### About this exercise
Copy the data below. Keep every line exactly as it is.
Dataset records START
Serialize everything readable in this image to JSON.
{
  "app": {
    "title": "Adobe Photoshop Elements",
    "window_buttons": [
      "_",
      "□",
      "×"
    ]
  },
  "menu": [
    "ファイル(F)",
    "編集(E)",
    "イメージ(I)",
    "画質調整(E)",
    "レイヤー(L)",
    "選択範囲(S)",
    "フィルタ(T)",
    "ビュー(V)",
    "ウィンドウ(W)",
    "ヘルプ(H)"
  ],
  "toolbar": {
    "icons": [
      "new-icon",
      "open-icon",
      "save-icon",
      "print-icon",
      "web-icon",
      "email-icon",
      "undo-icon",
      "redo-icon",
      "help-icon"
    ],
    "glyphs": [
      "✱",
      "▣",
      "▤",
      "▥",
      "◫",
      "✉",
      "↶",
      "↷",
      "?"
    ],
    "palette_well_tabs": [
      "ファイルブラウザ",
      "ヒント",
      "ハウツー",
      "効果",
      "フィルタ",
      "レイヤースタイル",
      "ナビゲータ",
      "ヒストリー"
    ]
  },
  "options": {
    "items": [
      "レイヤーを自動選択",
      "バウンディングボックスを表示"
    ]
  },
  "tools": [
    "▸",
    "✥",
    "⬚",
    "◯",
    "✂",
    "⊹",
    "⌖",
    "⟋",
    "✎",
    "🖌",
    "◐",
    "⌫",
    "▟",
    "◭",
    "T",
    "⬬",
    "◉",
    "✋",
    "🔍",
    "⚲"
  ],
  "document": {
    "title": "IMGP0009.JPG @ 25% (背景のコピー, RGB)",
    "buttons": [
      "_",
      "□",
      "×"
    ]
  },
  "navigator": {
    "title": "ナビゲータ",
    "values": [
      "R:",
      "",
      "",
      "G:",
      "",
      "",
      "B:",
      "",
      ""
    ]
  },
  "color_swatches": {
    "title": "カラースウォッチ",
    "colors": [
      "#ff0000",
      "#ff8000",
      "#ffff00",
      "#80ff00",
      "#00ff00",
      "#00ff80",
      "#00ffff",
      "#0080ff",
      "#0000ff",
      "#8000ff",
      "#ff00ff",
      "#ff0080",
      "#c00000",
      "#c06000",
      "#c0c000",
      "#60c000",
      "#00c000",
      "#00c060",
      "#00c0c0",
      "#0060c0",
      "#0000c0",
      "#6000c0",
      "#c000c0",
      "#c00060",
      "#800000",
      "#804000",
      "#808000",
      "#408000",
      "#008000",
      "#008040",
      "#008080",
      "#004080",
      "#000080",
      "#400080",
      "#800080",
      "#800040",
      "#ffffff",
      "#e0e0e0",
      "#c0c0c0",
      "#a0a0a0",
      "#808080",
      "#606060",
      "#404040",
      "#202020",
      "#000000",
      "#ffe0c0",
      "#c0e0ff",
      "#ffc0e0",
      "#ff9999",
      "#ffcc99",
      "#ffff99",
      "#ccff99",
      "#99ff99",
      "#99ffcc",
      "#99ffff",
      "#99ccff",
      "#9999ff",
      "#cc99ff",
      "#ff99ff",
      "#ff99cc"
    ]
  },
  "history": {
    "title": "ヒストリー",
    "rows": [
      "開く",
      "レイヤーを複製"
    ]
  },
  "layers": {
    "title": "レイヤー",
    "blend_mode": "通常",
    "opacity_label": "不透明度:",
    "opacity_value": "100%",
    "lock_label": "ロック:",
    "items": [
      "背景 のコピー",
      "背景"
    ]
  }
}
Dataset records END
### Exercise result
Serialize everything readable in this image to JSON.
{
  "app": {
    "title": "Adobe Photoshop Elements",
    "window_buttons": [
      "_",
      "□",
      "×"
    ]
  },
  "menu": [
    "ファイル(F)",
    "編集(E)",
    "イメージ(I)",
    "画質調整(E)",
    "レイヤー(L)",
    "選択範囲(S)",
    "フィルタ(T)",
    "ビュー(V)",
    "ウィンドウ(W)",
    "ヘルプ(H)"
  ],
  "toolbar": {
    "icons": [
      "new-icon",
      "open-icon",
      "save-icon",
      "print-icon",
      "web-icon",
      "email-icon",
      "undo-icon",
      "redo-icon",
      "help-icon"
    ],
    "glyphs": [
      "✱",
      "▣",
      "▤",
      "▥",
      "◫",
      "✉",
      "↶",
      "↷",
      "?"
    ],
    "palette_well_tabs": [
      "ファイルブラウザ",
      "ヒント",
      "ハウツー",
      "効果",
      "フィルタ",
      "レイヤースタイル",
      "ナビゲータ",
      "ヒストリー"
    ]
  },
  "options": {
    "items": [
      "レイヤーを自動選択",
      "バウンディングボックスを表示"
    ]
  },
  "tools": [
    "▸",
    "✥",
    "⬚",
    "◯",
    "✂",
    "⊹",
    "⌖",
    "⟋",
    "✎",
    "🖌",
    "◐",
    "⌫",
    "▟",
    "◭",
    "T",
    "⬬",
    "◉",
    "✋",
    "🔍",
    "⚲"
  ],
  "document": {
    "title": "IMGP0009.JPG @ 25% (背景のコピー, RGB)",
    "buttons": [
      "_",
      "□",
      "×"
    ]
  },
  "navigator": {
    "title": "ナビゲータ",
    "values": [
      "R:",
      "",
      "",
      "G:",
      "",
      "",
      "B:",
      "",
      ""
    ]
  },
  "color_swatches": {
    "title": "カラースウォッチ",
    "colors": [
      "#ff0000",
      "#ff8000",
      "#ffff00",
      "#80ff00",
      "#00ff00",
      "#00ff80",
      "#00ffff",
      "#0080ff",
      "#0000ff",
      "#8000ff",
      "#ff00ff",
      "#ff0080",
      "#c00000",
      "#c06000",
      "#c0c000",
      "#60c000",
      "#00c000",
      "#00c060",
      "#00c0c0",
      "#0060c0",
      "#0000c0",
      "#6000c0",
      "#c000c0",
      "#c00060",
      "#800000",
      "#804000",
      "#808000",
      "#408000",
      "#008000",
      "#008040",
      "#008080",
      "#004080",
      "#000080",
      "#400080",
      "#800080",
      "#800040",
      "#ffffff",
      "#e0e0e0",
      "#c0c0c0",
      "#a0a0a0",
      "#808080",
      "#606060",
      "#404040",
      "#202020",
      "#000000",
      "#ffe0c0",
      "#c0e0ff",
      "#ffc0e0",
      "#ff9999",
      "#ffcc99",
      "#ffff99",
      "#ccff99",
      "#99ff99",
      "#99ffcc",
      "#99ffff",
      "#99ccff",
      "#9999ff",
      "#cc99ff",
      "#ff99ff",
      "#ff99cc"
    ]
  },
  "history": {
    "title": "ヒストリー",
    "rows": [
      "開く",
      "レイヤーを複製"
    ]
  },
  "layers": {
    "title": "レイヤー",
    "blend_mode": "通常",
    "opacity_label": "不透明度:",
    "opacity_value": "100%",
    "lock_label": "ロック:",
    "items": [
      "背景 のコピー",
      "背景"
    ]
  }
}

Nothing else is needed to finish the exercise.